- [SUPPLIED RECORDS]:
────────────────
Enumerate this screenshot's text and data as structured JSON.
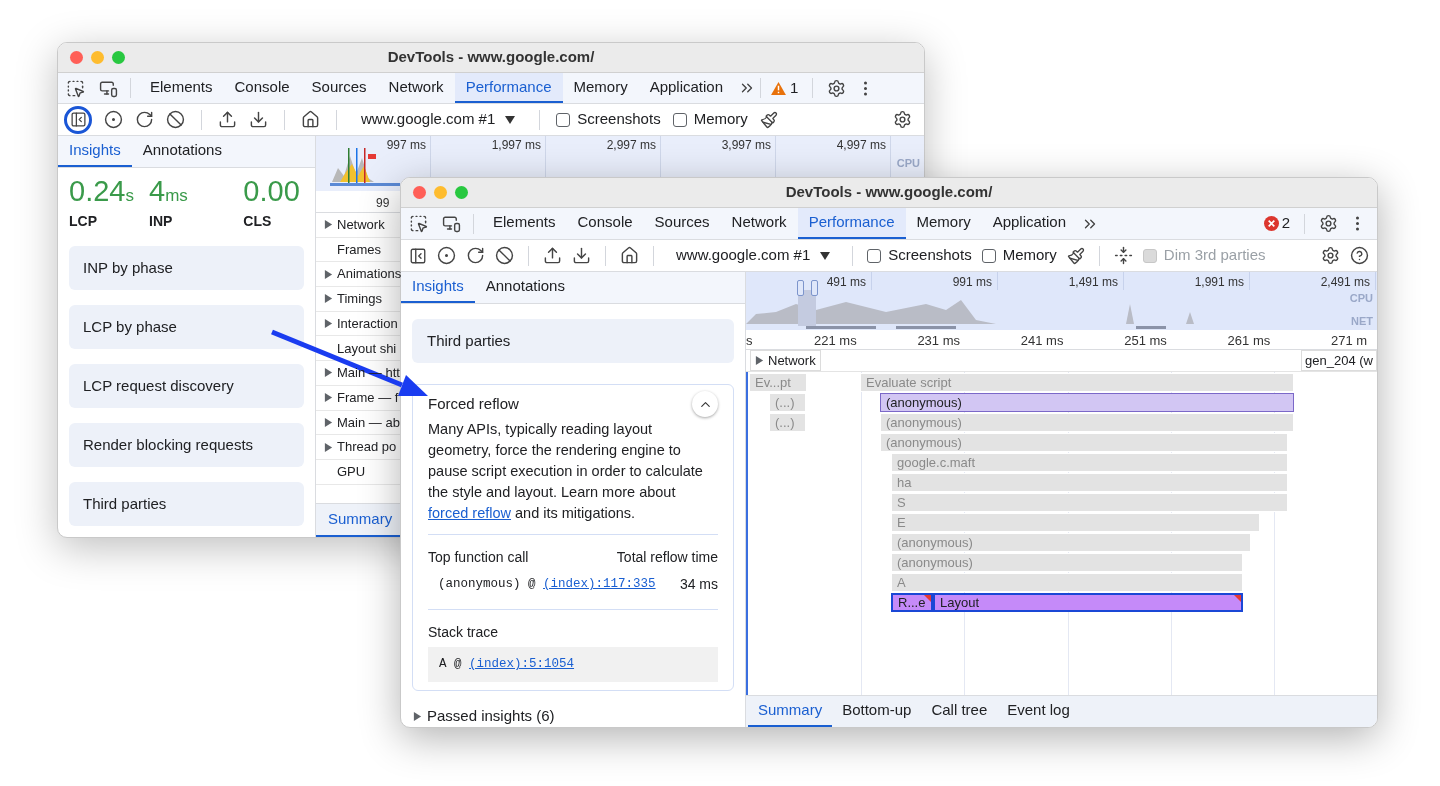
{
  "back_window": {
    "title": "DevTools - www.google.com/",
    "tabs": [
      {
        "label": "Elements",
        "selected": false
      },
      {
        "label": "Console",
        "selected": false
      },
      {
        "label": "Sources",
        "selected": false
      },
      {
        "label": "Network",
        "selected": false
      },
      {
        "label": "Performance",
        "selected": true
      },
      {
        "label": "Memory",
        "selected": false
      },
      {
        "label": "Application",
        "selected": false
      }
    ],
    "warning_count": "1",
    "toolbar": {
      "sidebar_toggle_highlighted": true,
      "target": "www.google.com #1",
      "checkboxes": [
        {
          "label": "Screenshots",
          "checked": false,
          "disabled": false
        },
        {
          "label": "Memory",
          "checked": false,
          "disabled": false
        }
      ]
    },
    "sidebar": {
      "tabs": [
        {
          "label": "Insights",
          "selected": true
        },
        {
          "label": "Annotations",
          "selected": false
        }
      ],
      "metrics": [
        {
          "value": "0.24",
          "unit": "s",
          "label": "LCP"
        },
        {
          "value": "4",
          "unit": "ms",
          "label": "INP"
        },
        {
          "value": "0.00",
          "label": "CLS"
        }
      ],
      "insights": [
        "INP by phase",
        "LCP by phase",
        "LCP request discovery",
        "Render blocking requests",
        "Third parties"
      ]
    },
    "timeline": {
      "overview_labels": [
        "997 ms",
        "1,997 ms",
        "2,997 ms",
        "3,997 ms",
        "4,997 ms"
      ],
      "overview_lane": "CPU",
      "ruler_label": "99",
      "tracks": [
        {
          "label": "Network",
          "expandable": true
        },
        {
          "label": "Frames",
          "expandable": false
        },
        {
          "label": "Animations",
          "expandable": true
        },
        {
          "label": "Timings",
          "expandable": true
        },
        {
          "label": "Interaction",
          "expandable": true
        },
        {
          "label": "Layout shi",
          "expandable": false
        },
        {
          "label": "Main — htt",
          "expandable": true
        },
        {
          "label": "Frame — f",
          "expandable": true
        },
        {
          "label": "Main — ab",
          "expandable": true
        },
        {
          "label": "Thread po",
          "expandable": true
        },
        {
          "label": "GPU",
          "expandable": false
        }
      ],
      "bottom_tabs": [
        {
          "label": "Summary",
          "selected": true
        }
      ]
    }
  },
  "front_window": {
    "title": "DevTools - www.google.com/",
    "tabs": [
      {
        "label": "Elements",
        "selected": false
      },
      {
        "label": "Console",
        "selected": false
      },
      {
        "label": "Sources",
        "selected": false
      },
      {
        "label": "Network",
        "selected": false
      },
      {
        "label": "Performance",
        "selected": true
      },
      {
        "label": "Memory",
        "selected": false
      },
      {
        "label": "Application",
        "selected": false
      }
    ],
    "error_count": "2",
    "toolbar": {
      "target": "www.google.com #1",
      "checkboxes": [
        {
          "label": "Screenshots",
          "checked": false,
          "disabled": false
        },
        {
          "label": "Memory",
          "checked": false,
          "disabled": false
        },
        {
          "label": "Dim 3rd parties",
          "checked": false,
          "disabled": true
        }
      ]
    },
    "sidebar": {
      "tabs": [
        {
          "label": "Insights",
          "selected": true
        },
        {
          "label": "Annotations",
          "selected": false
        }
      ],
      "insights": [
        {
          "title": "Third parties",
          "expanded": false
        },
        {
          "title": "Forced reflow",
          "expanded": true,
          "description_before": "Many APIs, typically reading layout geometry, force the rendering engine to pause script execution in order to calculate the style and layout. Learn more about ",
          "link": "forced reflow",
          "description_after": " and its mitigations.",
          "table": {
            "columns": [
              "Top function call",
              "Total reflow time"
            ],
            "call": "(anonymous) @ ",
            "call_link": "(index):117:335",
            "time": "34 ms"
          },
          "stack_trace": {
            "title": "Stack trace",
            "frame": "A @ ",
            "frame_link": "(index):5:1054"
          }
        }
      ],
      "passed": {
        "label": "Passed insights (6)",
        "expanded": false
      }
    },
    "timeline": {
      "overview_labels": [
        "491 ms",
        "991 ms",
        "1,491 ms",
        "1,991 ms",
        "2,491 ms"
      ],
      "overview_lanes": [
        "CPU",
        "NET"
      ],
      "ruler_labels": [
        "s",
        "221 ms",
        "231 ms",
        "241 ms",
        "251 ms",
        "261 ms",
        "271 m"
      ],
      "network_track": {
        "label": "Network",
        "expandable": true,
        "event": "gen_204 (w"
      },
      "flame_rows": [
        {
          "entries": [
            {
              "label": "Ev...pt",
              "kind": "script",
              "selected": false
            },
            {
              "label": "Evaluate script",
              "kind": "script",
              "selected": false
            }
          ]
        },
        {
          "entries": [
            {
              "label": "(...)",
              "kind": "script",
              "selected": false
            },
            {
              "label": "(anonymous)",
              "kind": "script",
              "selected": true
            }
          ]
        },
        {
          "entries": [
            {
              "label": "(...)",
              "kind": "script",
              "selected": false
            },
            {
              "label": "(anonymous)",
              "kind": "script",
              "selected": false
            }
          ]
        },
        {
          "entries": [
            {
              "label": "(anonymous)",
              "kind": "script",
              "selected": false
            }
          ]
        },
        {
          "entries": [
            {
              "label": "google.c.maft",
              "kind": "script",
              "selected": false
            }
          ]
        },
        {
          "entries": [
            {
              "label": "ha",
              "kind": "script",
              "selected": false
            }
          ]
        },
        {
          "entries": [
            {
              "label": "S",
              "kind": "script",
              "selected": false
            }
          ]
        },
        {
          "entries": [
            {
              "label": "E",
              "kind": "script",
              "selected": false
            }
          ]
        },
        {
          "entries": [
            {
              "label": "(anonymous)",
              "kind": "script",
              "selected": false
            }
          ]
        },
        {
          "entries": [
            {
              "label": "(anonymous)",
              "kind": "script",
              "selected": false
            }
          ]
        },
        {
          "entries": [
            {
              "label": "A",
              "kind": "script",
              "selected": false
            }
          ]
        },
        {
          "entries": [
            {
              "label": "R...e",
              "kind": "rendering",
              "selected": true,
              "warning": true
            },
            {
              "label": "Layout",
              "kind": "rendering",
              "selected": true,
              "warning": true
            }
          ]
        }
      ],
      "bottom_tabs": [
        {
          "label": "Summary",
          "selected": true
        },
        {
          "label": "Bottom-up",
          "selected": false
        },
        {
          "label": "Call tree",
          "selected": false
        },
        {
          "label": "Event log",
          "selected": false
        }
      ]
    }
  }
}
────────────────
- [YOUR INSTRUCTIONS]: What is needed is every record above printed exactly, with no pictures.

- [THE ANSWER]:
Enumerate this screenshot's text and data as structured JSON.
{
  "back_window": {
    "title": "DevTools - www.google.com/",
    "tabs": [
      {
        "label": "Elements",
        "selected": false
      },
      {
        "label": "Console",
        "selected": false
      },
      {
        "label": "Sources",
        "selected": false
      },
      {
        "label": "Network",
        "selected": false
      },
      {
        "label": "Performance",
        "selected": true
      },
      {
        "label": "Memory",
        "selected": false
      },
      {
        "label": "Application",
        "selected": false
      }
    ],
    "warning_count": "1",
    "toolbar": {
      "sidebar_toggle_highlighted": true,
      "target": "www.google.com #1",
      "checkboxes": [
        {
          "label": "Screenshots",
          "checked": false,
          "disabled": false
        },
        {
          "label": "Memory",
          "checked": false,
          "disabled": false
        }
      ]
    },
    "sidebar": {
      "tabs": [
        {
          "label": "Insights",
          "selected": true
        },
        {
          "label": "Annotations",
          "selected": false
        }
      ],
      "metrics": [
        {
          "value": "0.24",
          "unit": "s",
          "label": "LCP"
        },
        {
          "value": "4",
          "unit": "ms",
          "label": "INP"
        },
        {
          "value": "0.00",
          "label": "CLS"
        }
      ],
      "insights": [
        "INP by phase",
        "LCP by phase",
        "LCP request discovery",
        "Render blocking requests",
        "Third parties"
      ]
    },
    "timeline": {
      "overview_labels": [
        "997 ms",
        "1,997 ms",
        "2,997 ms",
        "3,997 ms",
        "4,997 ms"
      ],
      "overview_lane": "CPU",
      "ruler_label": "99",
      "tracks": [
        {
          "label": "Network",
          "expandable": true
        },
        {
          "label": "Frames",
          "expandable": false
        },
        {
          "label": "Animations",
          "expandable": true
        },
        {
          "label": "Timings",
          "expandable": true
        },
        {
          "label": "Interaction",
          "expandable": true
        },
        {
          "label": "Layout shi",
          "expandable": false
        },
        {
          "label": "Main — htt",
          "expandable": true
        },
        {
          "label": "Frame — f",
          "expandable": true
        },
        {
          "label": "Main — ab",
          "expandable": true
        },
        {
          "label": "Thread po",
          "expandable": true
        },
        {
          "label": "GPU",
          "expandable": false
        }
      ],
      "bottom_tabs": [
        {
          "label": "Summary",
          "selected": true
        }
      ]
    }
  },
  "front_window": {
    "title": "DevTools - www.google.com/",
    "tabs": [
      {
        "label": "Elements",
        "selected": false
      },
      {
        "label": "Console",
        "selected": false
      },
      {
        "label": "Sources",
        "selected": false
      },
      {
        "label": "Network",
        "selected": false
      },
      {
        "label": "Performance",
        "selected": true
      },
      {
        "label": "Memory",
        "selected": false
      },
      {
        "label": "Application",
        "selected": false
      }
    ],
    "error_count": "2",
    "toolbar": {
      "target": "www.google.com #1",
      "checkboxes": [
        {
          "label": "Screenshots",
          "checked": false,
          "disabled": false
        },
        {
          "label": "Memory",
          "checked": false,
          "disabled": false
        },
        {
          "label": "Dim 3rd parties",
          "checked": false,
          "disabled": true
        }
      ]
    },
    "sidebar": {
      "tabs": [
        {
          "label": "Insights",
          "selected": true
        },
        {
          "label": "Annotations",
          "selected": false
        }
      ],
      "insights": [
        {
          "title": "Third parties",
          "expanded": false
        },
        {
          "title": "Forced reflow",
          "expanded": true,
          "description_before": "Many APIs, typically reading layout geometry, force the rendering engine to pause script execution in order to calculate the style and layout. Learn more about ",
          "link": "forced reflow",
          "description_after": " and its mitigations.",
          "table": {
            "columns": [
              "Top function call",
              "Total reflow time"
            ],
            "call": "(anonymous) @ ",
            "call_link": "(index):117:335",
            "time": "34 ms"
          },
          "stack_trace": {
            "title": "Stack trace",
            "frame": "A @ ",
            "frame_link": "(index):5:1054"
          }
        }
      ],
      "passed": {
        "label": "Passed insights (6)",
        "expanded": false
      }
    },
    "timeline": {
      "overview_labels": [
        "491 ms",
        "991 ms",
        "1,491 ms",
        "1,991 ms",
        "2,491 ms"
      ],
      "overview_lanes": [
        "CPU",
        "NET"
      ],
      "ruler_labels": [
        "s",
        "221 ms",
        "231 ms",
        "241 ms",
        "251 ms",
        "261 ms",
        "271 m"
      ],
      "network_track": {
        "label": "Network",
        "expandable": true,
        "event": "gen_204 (w"
      },
      "flame_rows": [
        {
          "entries": [
            {
              "label": "Ev...pt",
              "kind": "script",
              "selected": false
            },
            {
              "label": "Evaluate script",
              "kind": "script",
              "selected": false
            }
          ]
        },
        {
          "entries": [
            {
              "label": "(...)",
              "kind": "script",
              "selected": false
            },
            {
              "label": "(anonymous)",
              "kind": "script",
              "selected": true
            }
          ]
        },
        {
          "entries": [
            {
              "label": "(...)",
              "kind": "script",
              "selected": false
            },
            {
              "label": "(anonymous)",
              "kind": "script",
              "selected": false
            }
          ]
        },
        {
          "entries": [
            {
              "label": "(anonymous)",
              "kind": "script",
              "selected": false
            }
          ]
        },
        {
          "entries": [
            {
              "label": "google.c.maft",
              "kind": "script",
              "selected": false
            }
          ]
        },
        {
          "entries": [
            {
              "label": "ha",
              "kind": "script",
              "selected": false
            }
          ]
        },
        {
          "entries": [
            {
              "label": "S",
              "kind": "script",
              "selected": false
            }
          ]
        },
        {
          "entries": [
            {
              "label": "E",
              "kind": "script",
              "selected": false
            }
          ]
        },
        {
          "entries": [
            {
              "label": "(anonymous)",
              "kind": "script",
              "selected": false
            }
          ]
        },
        {
          "entries": [
            {
              "label": "(anonymous)",
              "kind": "script",
              "selected": false
            }
          ]
        },
        {
          "entries": [
            {
              "label": "A",
              "kind": "script",
              "selected": false
            }
          ]
        },
        {
          "entries": [
            {
              "label": "R...e",
              "kind": "rendering",
              "selected": true,
              "warning": true
            },
            {
              "label": "Layout",
              "kind": "rendering",
              "selected": true,
              "warning": true
            }
          ]
        }
      ],
      "bottom_tabs": [
        {
          "label": "Summary",
          "selected": true
        },
        {
          "label": "Bottom-up",
          "selected": false
        },
        {
          "label": "Call tree",
          "selected": false
        },
        {
          "label": "Event log",
          "selected": false
        }
      ]
    }
  }
}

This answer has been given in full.